In December 1848, Buchanan purchased the Wheatland estate from William Morris Meredith for a total of $6,750. The following spring, Wheatland would open its doors to its new owner for the next twenty years. Though he was a lifelong bachelor, Buchanan did not move into this spacious home alone; he moved in with his “Little Family.”
Harriet Lane, James Buchanan’s niece, was about 19 years old when she moved to Wheatland with her uncle. She lived under Buchanan’s care after losing both her parents to consumption, or tuberculosis, when she was only 11 years old. A strong-willed, bright, and accomplished woman, Harriet would go on to graduate from boarding school, travel abroad, and eventually become the First Lady of the United States under her uncle’s presidency. On January 11, 1866, Wheatland became the site of Harriet Lane’s wedding to her husband, Henry Eliot Johnston. Upon her uncle’s death in 1868, Harriet inherited Wheatland and used it as a summer home for her family until 1884.

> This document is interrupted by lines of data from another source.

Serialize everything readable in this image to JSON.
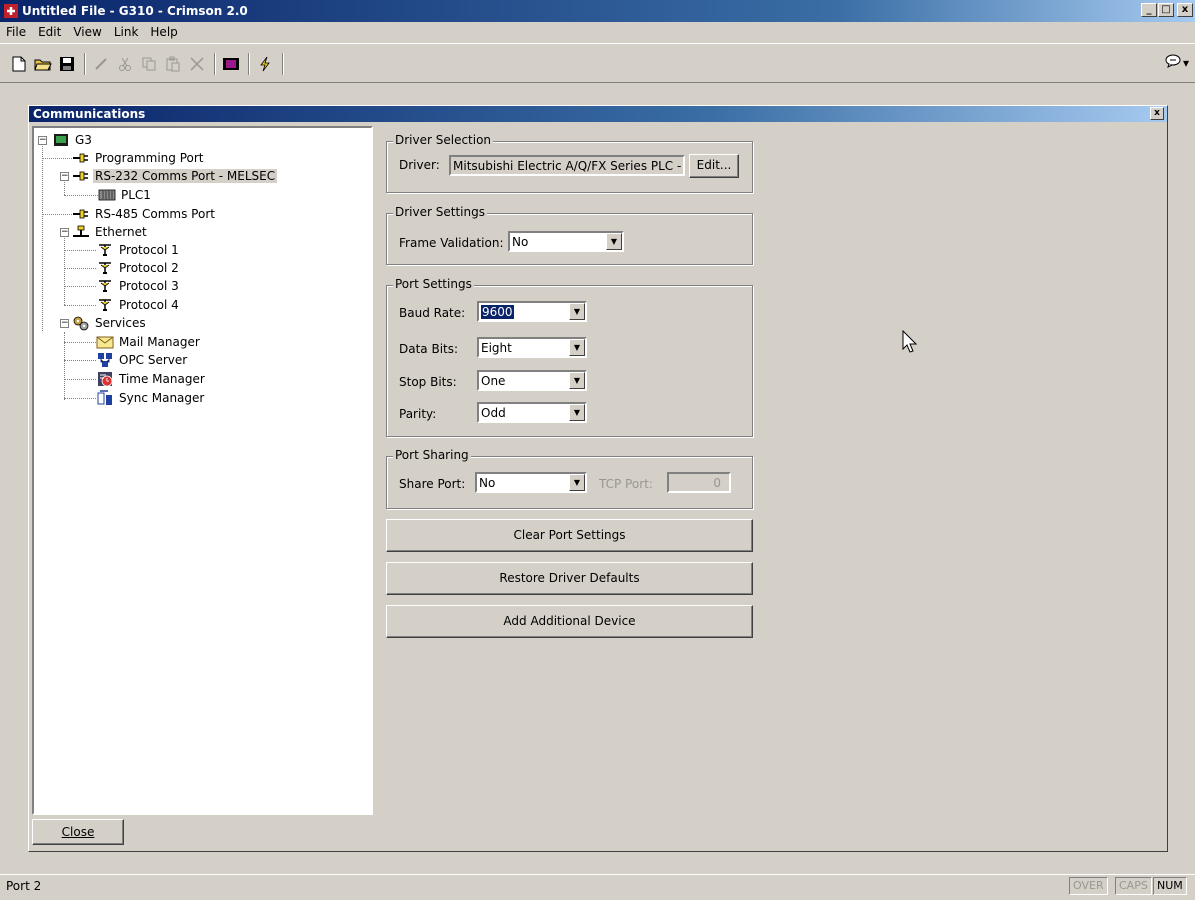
{
  "window": {
    "title": "Untitled File - G310 - Crimson 2.0",
    "min": "_",
    "max": "□",
    "close": "x"
  },
  "menu": [
    "File",
    "Edit",
    "View",
    "Link",
    "Help"
  ],
  "toolbar": {
    "help_dropdown": "▾"
  },
  "panel": {
    "title": "Communications",
    "close": "x",
    "tree": {
      "root": "G3",
      "programming_port": "Programming Port",
      "rs232": "RS-232 Comms Port - MELSEC",
      "plc1": "PLC1",
      "rs485": "RS-485 Comms Port",
      "ethernet": "Ethernet",
      "protocols": [
        "Protocol 1",
        "Protocol 2",
        "Protocol 3",
        "Protocol 4"
      ],
      "services": "Services",
      "service_items": [
        "Mail Manager",
        "OPC Server",
        "Time Manager",
        "Sync Manager"
      ]
    },
    "close_button": "Close"
  },
  "driver_selection": {
    "legend": "Driver Selection",
    "driver_label": "Driver:",
    "driver_value": "Mitsubishi Electric A/Q/FX Series PLC - ME",
    "edit_button": "Edit..."
  },
  "driver_settings": {
    "legend": "Driver Settings",
    "frame_validation_label": "Frame Validation:",
    "frame_validation_value": "No"
  },
  "port_settings": {
    "legend": "Port Settings",
    "baud_rate_label": "Baud Rate:",
    "baud_rate_value": "9600",
    "data_bits_label": "Data Bits:",
    "data_bits_value": "Eight",
    "stop_bits_label": "Stop Bits:",
    "stop_bits_value": "One",
    "parity_label": "Parity:",
    "parity_value": "Odd"
  },
  "port_sharing": {
    "legend": "Port Sharing",
    "share_port_label": "Share Port:",
    "share_port_value": "No",
    "tcp_port_label": "TCP Port:",
    "tcp_port_value": "0"
  },
  "buttons": {
    "clear_port_settings": "Clear Port Settings",
    "restore_driver_defaults": "Restore Driver Defaults",
    "add_additional_device": "Add Additional Device"
  },
  "status": {
    "text": "Port 2",
    "over": "OVER",
    "caps": "CAPS",
    "num": "NUM"
  }
}
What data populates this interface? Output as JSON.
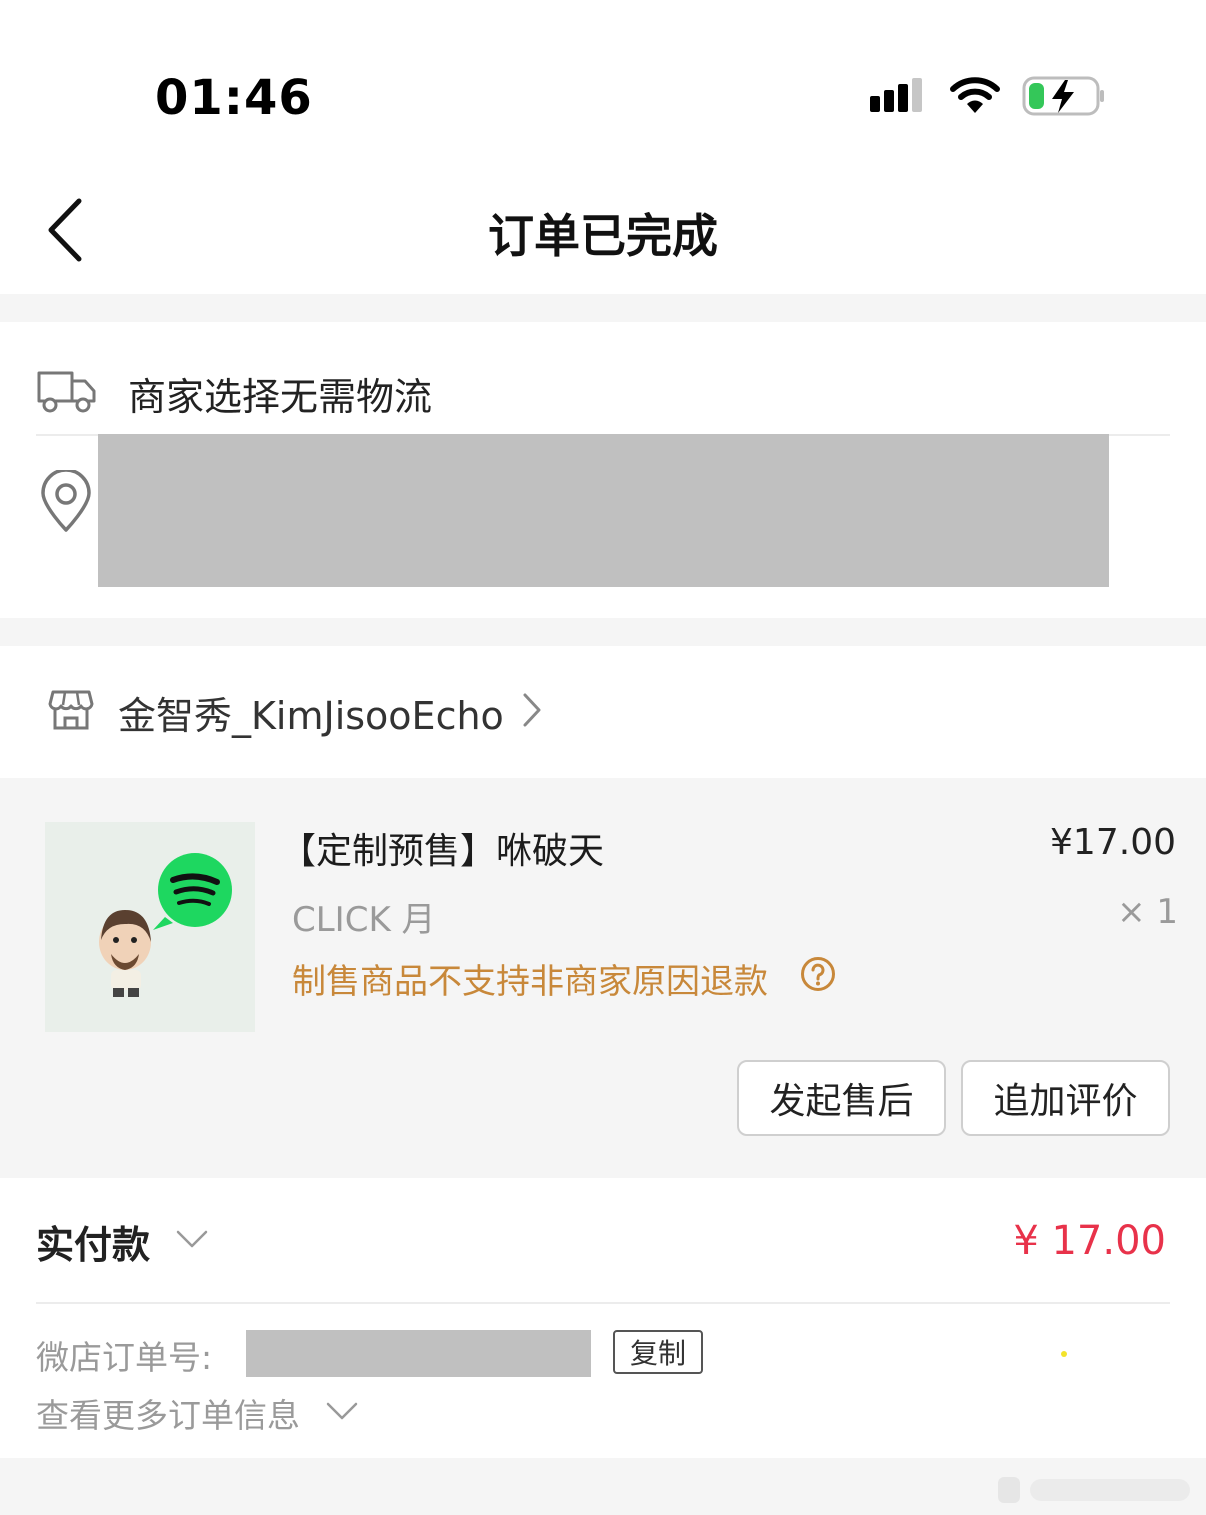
{
  "status_bar": {
    "time": "01:46",
    "icons": [
      "signal-icon",
      "wifi-icon",
      "battery-charging-icon"
    ]
  },
  "nav": {
    "title": "订单已完成",
    "back_icon": "chevron-left-icon"
  },
  "logistics": {
    "icon": "truck-icon",
    "text": "商家选择无需物流",
    "address_icon": "location-pin-icon"
  },
  "shop": {
    "icon": "store-icon",
    "name": "金智秀_KimJisooEcho",
    "chevron": "chevron-right-icon"
  },
  "product": {
    "name": "【定制预售】咻破天",
    "price": "¥17.00",
    "spec": "CLICK 月",
    "quantity": "× 1",
    "refund_note": "制售商品不支持非商家原因退款",
    "help_icon": "question-circle-icon"
  },
  "actions": {
    "after_sale": "发起售后",
    "add_review": "追加评价"
  },
  "payment": {
    "label": "实付款",
    "amount": "¥ 17.00"
  },
  "order_info": {
    "order_no_label": "微店订单号:",
    "copy_label": "复制",
    "more_label": "查看更多订单信息"
  },
  "colors": {
    "accent_price": "#e8324a",
    "refund_note": "#c8883a",
    "spotify_green": "#1ed760"
  }
}
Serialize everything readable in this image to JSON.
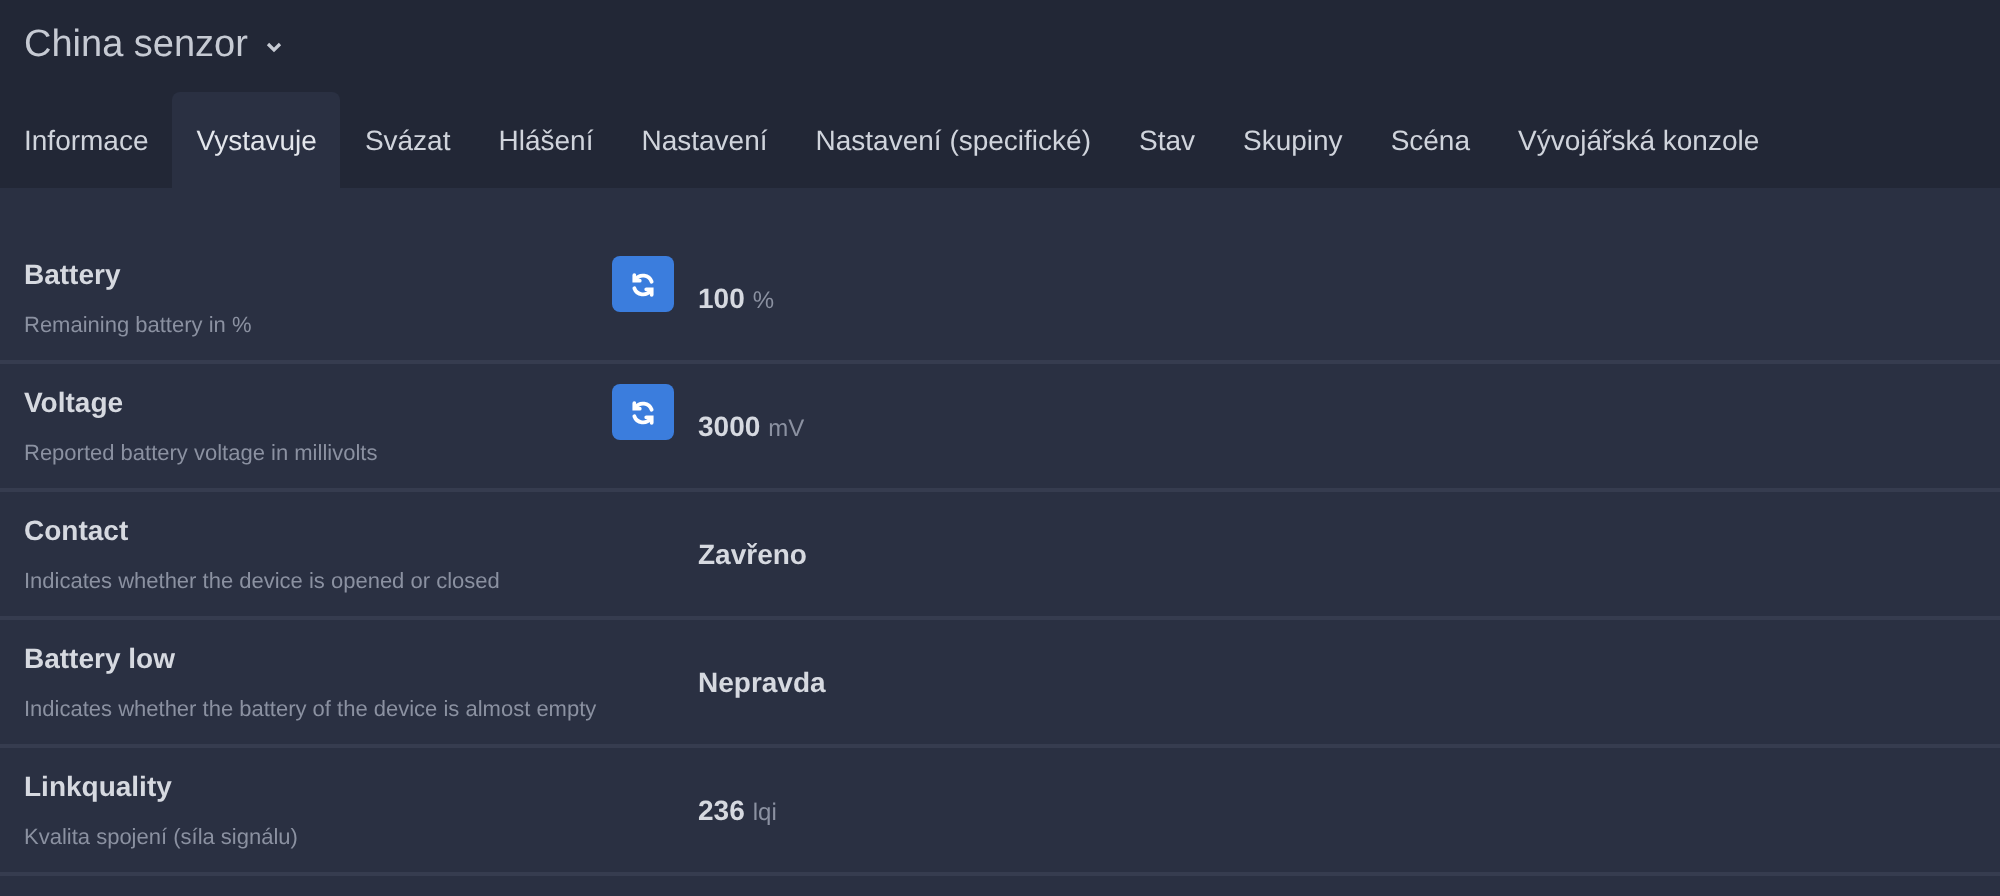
{
  "device": {
    "title": "China senzor"
  },
  "tabs": [
    {
      "label": "Informace",
      "selected": false
    },
    {
      "label": "Vystavuje",
      "selected": true
    },
    {
      "label": "Svázat",
      "selected": false
    },
    {
      "label": "Hlášení",
      "selected": false
    },
    {
      "label": "Nastavení",
      "selected": false
    },
    {
      "label": "Nastavení (specifické)",
      "selected": false
    },
    {
      "label": "Stav",
      "selected": false
    },
    {
      "label": "Skupiny",
      "selected": false
    },
    {
      "label": "Scéna",
      "selected": false
    },
    {
      "label": "Vývojářská konzole",
      "selected": false
    }
  ],
  "exposes": [
    {
      "name": "Battery",
      "description": "Remaining battery in %",
      "refresh": true,
      "value": "100",
      "unit": "%"
    },
    {
      "name": "Voltage",
      "description": "Reported battery voltage in millivolts",
      "refresh": true,
      "value": "3000",
      "unit": "mV"
    },
    {
      "name": "Contact",
      "description": "Indicates whether the device is opened or closed",
      "refresh": false,
      "value": "Zavřeno"
    },
    {
      "name": "Battery low",
      "description": "Indicates whether the battery of the device is almost empty",
      "refresh": false,
      "value": "Nepravda"
    },
    {
      "name": "Linkquality",
      "description": "Kvalita spojení (síla signálu)",
      "refresh": false,
      "value": "236",
      "unit": "lqi"
    }
  ]
}
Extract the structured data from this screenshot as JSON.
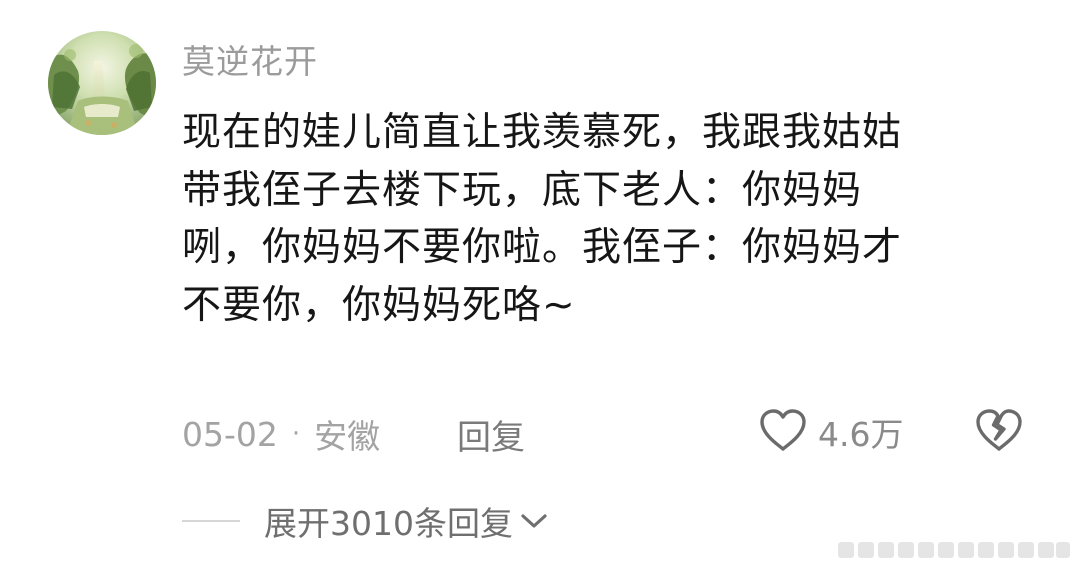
{
  "comment": {
    "username": "莫逆花开",
    "body_lines": [
      "现在的娃儿简直让我羡慕死，我跟我姑姑",
      "带我侄子去楼下玩，底下老人：你妈妈",
      "咧，你妈妈不要你啦。我侄子：你妈妈才",
      "不要你，你妈妈死咯~"
    ],
    "date": "05-02",
    "separator": "·",
    "location": "安徽",
    "reply_label": "回复",
    "like_count": "4.6万",
    "expand_label": "展开3010条回复"
  },
  "icons": {
    "like": "heart-outline-icon",
    "dislike": "broken-heart-icon",
    "expand": "chevron-down-icon"
  },
  "colors": {
    "username": "#9b9b9b",
    "body_text": "#161616",
    "meta_text": "#a3a3a3",
    "reply_text": "#7a7a7a",
    "expand_text": "#6f6f6f",
    "icon_stroke": "#6b6b6b"
  }
}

James Buchanan Henry, known to the family as “Buck,” was James Buchanan’s nephew and Harriet Lane’s cousin. He was 16 years old when the family moved to Wheatland. Like his cousin, Buck Henry lost both his parents to consumption and was orphaned at 7 years old. He remained under the care of his uncle, eventually going off to study the law in Philadelphia under John Cadwalader, though his true passion was as an artist. He would also serve as a Private Secretary, or Chief of Staff, during the first two years of his Uncle’s presidency.
Esther Parker, affectionately called Miss Hetty, had been Buchanan’s head housekeeper since 1834. She ran Wheatland until Buchanan’s death, managing the servants and household accounts. A careful household manager, Miss Hetty is credited for building Buchanan’s “modest” fortune to $300,000 at the time of his death. She was always present at the family dinner table, and she was known to be the only woman who could scold Buchanan without rebuke.
Buchanan also employed paid domestic staff. Some domestic servants worked at Wheatland for only a short period of time, while others stayed for many years. Regardless of the length of their stay, it was the domestic servants who took care of Wheatland and created the lifestyle that Buchanan, Harriet, and Buck enjoyed. The majority of Wheatland’s domestic staff were Irish or German, and a few were African American. Although some lived elsewhere, a handful of servants had rooms in the attic spaces or in the gardener’s house.